Congressional Exodus Adds Another Name

ANOTHER Representative Calls It Quits!


A veteran Democratic member of the House of Representatives is among the many lawmakers opting out of seeking re-election this November. Representative Annie Kuster (D-NH) recently revealed her decision to step down from Congress at the conclusion of her current term. Over 40 of her fellow legislators have also chosen not to run again, with a majority of them belonging to the Democratic Party.

Kuster, who has served as the representative for New Hampshire’s 2nd Congressional district, issued a statement on March 27 declaring the conclusion of her tenure in the House. As a member of the New Democrat Coalition, a centrist faction striving for bipartisan legislative efforts, Kuster acknowledged in her statement the mix of fulfillment, obstacles, motivation, and difficulty she has encountered during her time in Congress. 

She then emphasized her earlier indication that she did not intend to remain in Congress indefinitely and confirmed her decision not to seek re-election. Instead, she plans to depart from the House in January of the following year. In the interim, she has committed to continuing her efforts on bipartisan initiatives.

Thus far, a total of eight senators and 42 members of the House of Representatives have announced their decision not to seek re-election in November. While this number may not be considered particularly unusual, it is worth noting that 24 out of the 42 representatives are Democrats, despite the House being nearly evenly divided between the two major parties. It’s important to highlight that not all of the departing Democrats are retiring from politics; half of them are pursuing other elected positions. 

Nevertheless, this still leaves a significant number, specifically 12, who are opting to exit from government service altogether. Additionally, among the senators choosing not to run again, five out of the eight are Democrats, with only two being Republicans.

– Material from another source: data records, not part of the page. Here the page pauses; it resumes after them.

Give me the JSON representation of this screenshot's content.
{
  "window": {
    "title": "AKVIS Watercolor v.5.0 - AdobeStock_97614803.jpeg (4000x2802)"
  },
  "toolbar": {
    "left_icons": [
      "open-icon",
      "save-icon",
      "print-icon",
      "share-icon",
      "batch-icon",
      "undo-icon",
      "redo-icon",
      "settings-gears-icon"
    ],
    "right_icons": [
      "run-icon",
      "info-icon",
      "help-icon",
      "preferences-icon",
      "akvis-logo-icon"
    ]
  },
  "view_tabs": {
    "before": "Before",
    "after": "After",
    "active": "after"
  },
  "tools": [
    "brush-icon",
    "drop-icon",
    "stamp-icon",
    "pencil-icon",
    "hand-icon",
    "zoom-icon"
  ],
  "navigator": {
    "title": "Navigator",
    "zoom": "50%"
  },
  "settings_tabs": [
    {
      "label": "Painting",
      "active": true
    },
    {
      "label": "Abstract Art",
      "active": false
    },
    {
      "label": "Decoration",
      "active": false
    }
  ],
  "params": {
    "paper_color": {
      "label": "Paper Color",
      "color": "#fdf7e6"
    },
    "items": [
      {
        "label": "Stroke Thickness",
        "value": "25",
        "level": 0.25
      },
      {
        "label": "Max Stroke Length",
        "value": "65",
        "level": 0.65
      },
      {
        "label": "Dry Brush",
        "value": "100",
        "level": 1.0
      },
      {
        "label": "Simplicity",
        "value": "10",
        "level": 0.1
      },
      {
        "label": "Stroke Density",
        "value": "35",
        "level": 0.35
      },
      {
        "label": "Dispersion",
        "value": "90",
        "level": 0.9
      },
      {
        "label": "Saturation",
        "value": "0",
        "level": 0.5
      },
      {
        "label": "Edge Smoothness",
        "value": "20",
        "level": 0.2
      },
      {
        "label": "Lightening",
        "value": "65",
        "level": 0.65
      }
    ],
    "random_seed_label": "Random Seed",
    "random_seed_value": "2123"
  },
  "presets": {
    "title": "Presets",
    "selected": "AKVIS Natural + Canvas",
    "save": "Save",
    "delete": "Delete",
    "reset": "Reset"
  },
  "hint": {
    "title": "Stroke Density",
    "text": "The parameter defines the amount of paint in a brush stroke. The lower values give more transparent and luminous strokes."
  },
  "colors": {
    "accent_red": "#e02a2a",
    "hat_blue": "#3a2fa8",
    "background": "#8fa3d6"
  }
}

In 2010, Kuster initially contested a congressional seat but narrowly lost to the Republican contender, Charles Bass. However, in the subsequent election two years later, she emerged victorious against him. Since then, her electoral performance has consistently ranged from 49% to 55% of the vote in each election cycle. Despite being categorized as “likely Democrat” in light of the Biden Administration’s challenges in public opinion polls, her district is not strongly Democratic. Consequently, a vigorous Republican campaign has the potential to overturn the district’s political landscape in the upcoming November elections.